Recent history suggests you should buy every dip. Long-term history says that given valuations and obviously non-transient inflation you should buy only very carefully. What counts as careful? Take oil. There is no bit in the abrdn ad pointing out that when you invest in petrocarbons you also invest, for example, in the sulphur that makes much of the fertiliser that helps maintain global food security. But you do. Lithium mines may not feel fluffy either – but we need it and there’s a supply and demand mismatch that makes the sector look attractive. You might also look at emerging markets: buying into Turkey, Russia or South Africa might not feel comfortable right now, and certainly doesn’t come with a soothing voiceover, but there is often good reason to buy what others shun.

Merryn Somerset Webb

Merryn Somerset Webb started her career in Tokyo at public broadcaster NHK before becoming a Japanese equity broker at what was then Warburgs. She went on to work at SBC and UBS without moving from her desk in Kamiyacho (it was the age of mergers).

After five years in Japan she returned to work in the UK at Paribas. This soon became BNP Paribas. Again, no desk move was required. On leaving the City, Merryn helped The Week magazine with its City pages before becoming the launch editor of MoneyWeek in 2000 and taking on columns first in the Sunday Times and then in 2009 in the Financial Times

Twenty years on, MoneyWeek is the best-selling financial magazine in the UK. Merryn was its Editor in Chief until 2022. She is now a senior columnist at Bloomberg and host of the Merryn Talks Money podcast -  but still writes for Moneyweek monthly. 

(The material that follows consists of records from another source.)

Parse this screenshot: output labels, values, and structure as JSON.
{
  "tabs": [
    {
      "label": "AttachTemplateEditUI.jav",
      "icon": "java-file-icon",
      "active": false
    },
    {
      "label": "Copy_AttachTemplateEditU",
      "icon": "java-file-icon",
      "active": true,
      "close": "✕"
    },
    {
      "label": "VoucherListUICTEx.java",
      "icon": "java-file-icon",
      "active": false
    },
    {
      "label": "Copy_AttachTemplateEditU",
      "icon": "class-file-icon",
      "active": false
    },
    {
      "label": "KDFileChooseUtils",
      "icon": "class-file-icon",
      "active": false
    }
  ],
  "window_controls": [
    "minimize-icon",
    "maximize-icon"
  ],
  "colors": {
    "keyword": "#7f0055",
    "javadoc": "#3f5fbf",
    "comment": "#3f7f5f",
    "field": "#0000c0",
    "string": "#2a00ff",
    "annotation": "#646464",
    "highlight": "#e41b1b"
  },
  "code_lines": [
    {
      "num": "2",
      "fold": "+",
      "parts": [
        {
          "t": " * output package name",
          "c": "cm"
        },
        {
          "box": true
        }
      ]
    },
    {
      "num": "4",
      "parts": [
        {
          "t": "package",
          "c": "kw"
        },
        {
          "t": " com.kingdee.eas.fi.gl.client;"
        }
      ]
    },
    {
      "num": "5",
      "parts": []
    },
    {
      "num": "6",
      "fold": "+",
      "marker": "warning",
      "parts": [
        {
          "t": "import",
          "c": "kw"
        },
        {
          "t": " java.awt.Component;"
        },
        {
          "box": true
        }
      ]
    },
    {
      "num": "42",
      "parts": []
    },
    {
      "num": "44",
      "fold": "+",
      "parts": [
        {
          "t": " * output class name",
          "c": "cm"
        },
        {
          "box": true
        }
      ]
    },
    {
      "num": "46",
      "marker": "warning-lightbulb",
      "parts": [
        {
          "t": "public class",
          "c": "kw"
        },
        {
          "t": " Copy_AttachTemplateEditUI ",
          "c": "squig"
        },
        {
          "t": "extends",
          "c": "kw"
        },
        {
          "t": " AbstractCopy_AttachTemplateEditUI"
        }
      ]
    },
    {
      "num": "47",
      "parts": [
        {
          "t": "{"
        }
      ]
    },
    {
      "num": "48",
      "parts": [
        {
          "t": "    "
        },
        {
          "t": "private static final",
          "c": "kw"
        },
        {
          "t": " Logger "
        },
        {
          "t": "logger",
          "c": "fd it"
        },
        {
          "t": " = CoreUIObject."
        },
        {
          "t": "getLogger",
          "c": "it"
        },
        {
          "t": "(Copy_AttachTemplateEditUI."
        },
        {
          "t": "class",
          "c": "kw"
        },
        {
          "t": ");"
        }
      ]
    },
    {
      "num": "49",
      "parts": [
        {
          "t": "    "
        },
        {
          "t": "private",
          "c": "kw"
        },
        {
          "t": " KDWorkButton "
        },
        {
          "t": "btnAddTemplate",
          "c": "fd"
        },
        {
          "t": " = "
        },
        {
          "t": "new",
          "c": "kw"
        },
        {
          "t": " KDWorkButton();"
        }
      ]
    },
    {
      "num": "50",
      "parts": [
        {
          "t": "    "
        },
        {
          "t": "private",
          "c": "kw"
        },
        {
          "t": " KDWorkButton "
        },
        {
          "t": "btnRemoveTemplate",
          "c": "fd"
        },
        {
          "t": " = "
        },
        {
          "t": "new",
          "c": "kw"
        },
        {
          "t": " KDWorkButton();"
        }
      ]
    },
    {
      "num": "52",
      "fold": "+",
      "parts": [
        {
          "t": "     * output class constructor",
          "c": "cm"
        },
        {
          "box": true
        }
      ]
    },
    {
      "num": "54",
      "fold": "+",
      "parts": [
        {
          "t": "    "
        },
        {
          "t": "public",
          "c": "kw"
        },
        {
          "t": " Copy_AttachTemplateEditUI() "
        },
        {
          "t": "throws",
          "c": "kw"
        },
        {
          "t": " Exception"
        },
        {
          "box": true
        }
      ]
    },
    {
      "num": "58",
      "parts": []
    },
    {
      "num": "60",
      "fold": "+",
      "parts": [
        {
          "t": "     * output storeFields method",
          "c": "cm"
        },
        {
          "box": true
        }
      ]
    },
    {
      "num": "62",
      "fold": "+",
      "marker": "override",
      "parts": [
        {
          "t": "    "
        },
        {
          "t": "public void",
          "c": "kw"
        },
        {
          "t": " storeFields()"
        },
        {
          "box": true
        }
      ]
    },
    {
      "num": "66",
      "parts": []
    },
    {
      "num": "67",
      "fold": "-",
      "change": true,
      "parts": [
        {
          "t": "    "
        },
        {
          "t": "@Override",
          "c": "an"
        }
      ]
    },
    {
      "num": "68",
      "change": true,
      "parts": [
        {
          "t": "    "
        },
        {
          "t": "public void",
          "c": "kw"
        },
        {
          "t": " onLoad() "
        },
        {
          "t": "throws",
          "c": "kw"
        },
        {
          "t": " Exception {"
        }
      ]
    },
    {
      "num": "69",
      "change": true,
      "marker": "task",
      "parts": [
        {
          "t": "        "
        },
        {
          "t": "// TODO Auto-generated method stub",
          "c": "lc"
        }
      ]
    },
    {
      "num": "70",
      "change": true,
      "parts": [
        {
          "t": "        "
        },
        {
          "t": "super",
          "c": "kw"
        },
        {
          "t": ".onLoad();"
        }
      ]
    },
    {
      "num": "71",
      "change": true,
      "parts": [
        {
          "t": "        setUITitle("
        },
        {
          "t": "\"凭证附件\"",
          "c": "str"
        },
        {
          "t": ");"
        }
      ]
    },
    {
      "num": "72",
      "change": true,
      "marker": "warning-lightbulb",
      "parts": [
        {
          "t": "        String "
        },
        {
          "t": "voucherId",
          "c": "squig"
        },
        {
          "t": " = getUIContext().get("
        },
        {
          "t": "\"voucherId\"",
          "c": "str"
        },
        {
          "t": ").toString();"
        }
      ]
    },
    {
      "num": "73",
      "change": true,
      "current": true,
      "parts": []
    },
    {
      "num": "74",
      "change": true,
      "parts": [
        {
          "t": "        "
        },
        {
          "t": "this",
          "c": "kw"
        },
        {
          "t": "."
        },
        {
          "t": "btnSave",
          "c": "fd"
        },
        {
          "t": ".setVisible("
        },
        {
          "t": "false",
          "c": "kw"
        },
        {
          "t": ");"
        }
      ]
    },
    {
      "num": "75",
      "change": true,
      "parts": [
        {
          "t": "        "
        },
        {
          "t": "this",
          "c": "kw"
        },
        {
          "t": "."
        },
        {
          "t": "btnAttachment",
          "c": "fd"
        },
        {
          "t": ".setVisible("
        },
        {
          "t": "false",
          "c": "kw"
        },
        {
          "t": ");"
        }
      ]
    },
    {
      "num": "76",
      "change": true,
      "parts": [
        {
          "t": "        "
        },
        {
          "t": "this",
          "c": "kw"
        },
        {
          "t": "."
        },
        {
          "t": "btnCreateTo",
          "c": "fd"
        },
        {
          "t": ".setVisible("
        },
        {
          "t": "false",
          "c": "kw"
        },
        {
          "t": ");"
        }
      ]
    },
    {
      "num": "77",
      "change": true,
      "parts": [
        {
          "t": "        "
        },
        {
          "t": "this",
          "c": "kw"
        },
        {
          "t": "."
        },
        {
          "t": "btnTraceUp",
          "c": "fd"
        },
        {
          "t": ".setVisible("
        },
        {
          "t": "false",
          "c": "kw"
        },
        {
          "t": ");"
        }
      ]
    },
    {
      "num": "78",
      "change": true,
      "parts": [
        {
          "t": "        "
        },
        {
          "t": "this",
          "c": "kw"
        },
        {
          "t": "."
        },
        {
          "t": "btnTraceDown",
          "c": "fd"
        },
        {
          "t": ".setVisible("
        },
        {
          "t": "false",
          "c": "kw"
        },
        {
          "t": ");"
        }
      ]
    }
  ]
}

Merryn is also is a non executive director of two investment trusts – BlackRock Throgmorton, and the Murray Income Investment Trust.